Monday’s hearing was largely procedural.
The defence lawyers said their discussions with Ms Suu Kyi involved all the charges against her.
State television said the hearing concerned the charge against all three defendants of spreading information that could cause public alarm or unrest.
Ms Suu Kyi also faces two counts of violating the Natural Disaster Management Law for allegedly violating Covid-19 pandemic restrictions during the 2020 election campaign; illegally importing walkie-talkies that were for her bodyguards’ use; and unlicensed use of the radios.
The most serious charge that Ms Suu Kyi faces is breaching the colonial-era Official Secrets Act, which carries a penalty of up to 14 years’ imprisonment, but that is being handled by a separate court.
Ms Suu Kyi’s supporters say the proceedings are politically motivated and are meant to discredit her and legitimise the military’s seizure of power.
If convicted of any of the offences, she could be banned from running in the election that the junta has pledged to hold within one or two years of its takeover.
Also on Monday, an American journalist working for a Myanmar news magazine was detained at Yangon’s airport as he was preparing to board a flight to Malaysia.
Frontier Myanmar said it does not know why its managing editor, Danny Fenster, was detained.
The junta has arrested about 80 journalists, roughly half of whom remain detained awaiting charges or trial.
The military ousted Ms Suu Kyi’s government after her party won a landslide victory in a general election last November that would have given it a second five-year term in office.
Before the start of democratic reforms a decade ago, Myanmar was ruled by the military for 50 years.
The junta claims it was justified in taking power because of alleged widespread election fraud, especially irregularities in voting lists.
The Asian Network for Free Elections, a non-partisan poll watching organisation, in a report issued last week rejected the military’s allegations of massive fraud, saying the results of the voting were representative of the will of the people.
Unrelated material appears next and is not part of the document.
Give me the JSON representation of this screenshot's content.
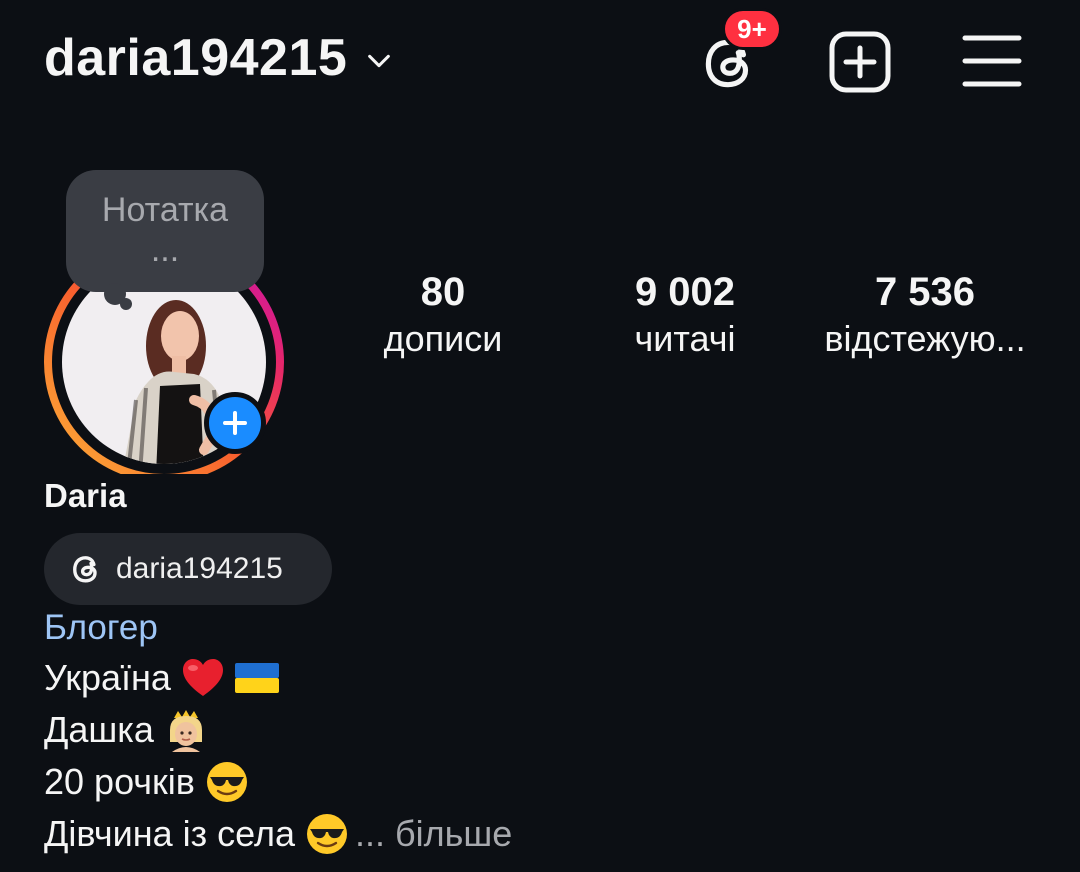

The junta has accused Ms Suu Kyi of corruption and presented on state television what it said was evidence that she took bribes, but has so far only said it intends to pursue charges for that offence.
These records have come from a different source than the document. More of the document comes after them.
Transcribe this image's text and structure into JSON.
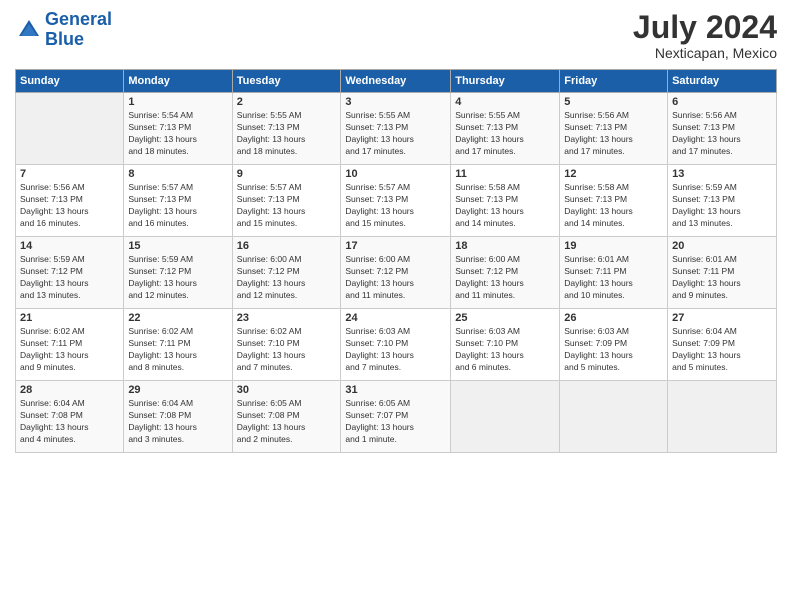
{
  "header": {
    "logo_line1": "General",
    "logo_line2": "Blue",
    "title": "July 2024",
    "location": "Nexticapan, Mexico"
  },
  "calendar": {
    "days_of_week": [
      "Sunday",
      "Monday",
      "Tuesday",
      "Wednesday",
      "Thursday",
      "Friday",
      "Saturday"
    ],
    "weeks": [
      [
        {
          "date": "",
          "info": ""
        },
        {
          "date": "1",
          "info": "Sunrise: 5:54 AM\nSunset: 7:13 PM\nDaylight: 13 hours\nand 18 minutes."
        },
        {
          "date": "2",
          "info": "Sunrise: 5:55 AM\nSunset: 7:13 PM\nDaylight: 13 hours\nand 18 minutes."
        },
        {
          "date": "3",
          "info": "Sunrise: 5:55 AM\nSunset: 7:13 PM\nDaylight: 13 hours\nand 17 minutes."
        },
        {
          "date": "4",
          "info": "Sunrise: 5:55 AM\nSunset: 7:13 PM\nDaylight: 13 hours\nand 17 minutes."
        },
        {
          "date": "5",
          "info": "Sunrise: 5:56 AM\nSunset: 7:13 PM\nDaylight: 13 hours\nand 17 minutes."
        },
        {
          "date": "6",
          "info": "Sunrise: 5:56 AM\nSunset: 7:13 PM\nDaylight: 13 hours\nand 17 minutes."
        }
      ],
      [
        {
          "date": "7",
          "info": "Sunrise: 5:56 AM\nSunset: 7:13 PM\nDaylight: 13 hours\nand 16 minutes."
        },
        {
          "date": "8",
          "info": "Sunrise: 5:57 AM\nSunset: 7:13 PM\nDaylight: 13 hours\nand 16 minutes."
        },
        {
          "date": "9",
          "info": "Sunrise: 5:57 AM\nSunset: 7:13 PM\nDaylight: 13 hours\nand 15 minutes."
        },
        {
          "date": "10",
          "info": "Sunrise: 5:57 AM\nSunset: 7:13 PM\nDaylight: 13 hours\nand 15 minutes."
        },
        {
          "date": "11",
          "info": "Sunrise: 5:58 AM\nSunset: 7:13 PM\nDaylight: 13 hours\nand 14 minutes."
        },
        {
          "date": "12",
          "info": "Sunrise: 5:58 AM\nSunset: 7:13 PM\nDaylight: 13 hours\nand 14 minutes."
        },
        {
          "date": "13",
          "info": "Sunrise: 5:59 AM\nSunset: 7:13 PM\nDaylight: 13 hours\nand 13 minutes."
        }
      ],
      [
        {
          "date": "14",
          "info": "Sunrise: 5:59 AM\nSunset: 7:12 PM\nDaylight: 13 hours\nand 13 minutes."
        },
        {
          "date": "15",
          "info": "Sunrise: 5:59 AM\nSunset: 7:12 PM\nDaylight: 13 hours\nand 12 minutes."
        },
        {
          "date": "16",
          "info": "Sunrise: 6:00 AM\nSunset: 7:12 PM\nDaylight: 13 hours\nand 12 minutes."
        },
        {
          "date": "17",
          "info": "Sunrise: 6:00 AM\nSunset: 7:12 PM\nDaylight: 13 hours\nand 11 minutes."
        },
        {
          "date": "18",
          "info": "Sunrise: 6:00 AM\nSunset: 7:12 PM\nDaylight: 13 hours\nand 11 minutes."
        },
        {
          "date": "19",
          "info": "Sunrise: 6:01 AM\nSunset: 7:11 PM\nDaylight: 13 hours\nand 10 minutes."
        },
        {
          "date": "20",
          "info": "Sunrise: 6:01 AM\nSunset: 7:11 PM\nDaylight: 13 hours\nand 9 minutes."
        }
      ],
      [
        {
          "date": "21",
          "info": "Sunrise: 6:02 AM\nSunset: 7:11 PM\nDaylight: 13 hours\nand 9 minutes."
        },
        {
          "date": "22",
          "info": "Sunrise: 6:02 AM\nSunset: 7:11 PM\nDaylight: 13 hours\nand 8 minutes."
        },
        {
          "date": "23",
          "info": "Sunrise: 6:02 AM\nSunset: 7:10 PM\nDaylight: 13 hours\nand 7 minutes."
        },
        {
          "date": "24",
          "info": "Sunrise: 6:03 AM\nSunset: 7:10 PM\nDaylight: 13 hours\nand 7 minutes."
        },
        {
          "date": "25",
          "info": "Sunrise: 6:03 AM\nSunset: 7:10 PM\nDaylight: 13 hours\nand 6 minutes."
        },
        {
          "date": "26",
          "info": "Sunrise: 6:03 AM\nSunset: 7:09 PM\nDaylight: 13 hours\nand 5 minutes."
        },
        {
          "date": "27",
          "info": "Sunrise: 6:04 AM\nSunset: 7:09 PM\nDaylight: 13 hours\nand 5 minutes."
        }
      ],
      [
        {
          "date": "28",
          "info": "Sunrise: 6:04 AM\nSunset: 7:08 PM\nDaylight: 13 hours\nand 4 minutes."
        },
        {
          "date": "29",
          "info": "Sunrise: 6:04 AM\nSunset: 7:08 PM\nDaylight: 13 hours\nand 3 minutes."
        },
        {
          "date": "30",
          "info": "Sunrise: 6:05 AM\nSunset: 7:08 PM\nDaylight: 13 hours\nand 2 minutes."
        },
        {
          "date": "31",
          "info": "Sunrise: 6:05 AM\nSunset: 7:07 PM\nDaylight: 13 hours\nand 1 minute."
        },
        {
          "date": "",
          "info": ""
        },
        {
          "date": "",
          "info": ""
        },
        {
          "date": "",
          "info": ""
        }
      ]
    ]
  }
}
Her lawyers dismiss the allegations.
Several cases are also pending against other senior members of Ms Suu Kyi’s party.
According to Myanmar’s Assistance Association for Political Prisoners, which has been keeping a detailed tally of arrests and deaths since the coup, almost 4,300 people are in detention, including 95 who have already been sentenced.
Resistance to military rule is widespread.
About 100 young people gathered on Monday in a lightning protest in Yangon, the country’s biggest city, carrying banners and chanting pro-democracy slogans before hurriedly dispersing.
Flash mobs have replaced the mass demonstrations that were held in February and March because of the deadly response of security forces.
According to the Assistance Association, 818 protesters and bystanders have been killed by security personnel since the coup.
Junta chief Senior General Min Aung Hlaing said in an interview last week with Hong Kong-based Phoenix Television that the death toll had been exaggerated and was actually about 300, and that 47 police had been killed and more then 200 injured.
The UN special envoy for Myanmar warned on Monday of a possible civil war in the country, saying people are arming themselves against the military junta and protesters have started shifting from defensive to offensive actions, using homemade weapons and training from some ethnic armed groups.
Chrisrine Schraner Burgener told a virtual UN news conference that people are starting self-defence actions because they are frustrated and fear attacks by the military, which is using “a huge scale of violence”.
A civil war “could happen,” she said, and that is why for the past three weeks from her base in Thailand she has discussed with many key parties the idea of starting an inclusive dialogue that would include ethnic armed groups, political parties, civil society, strike committees and the army, as well as a small group of witnesses from the international community.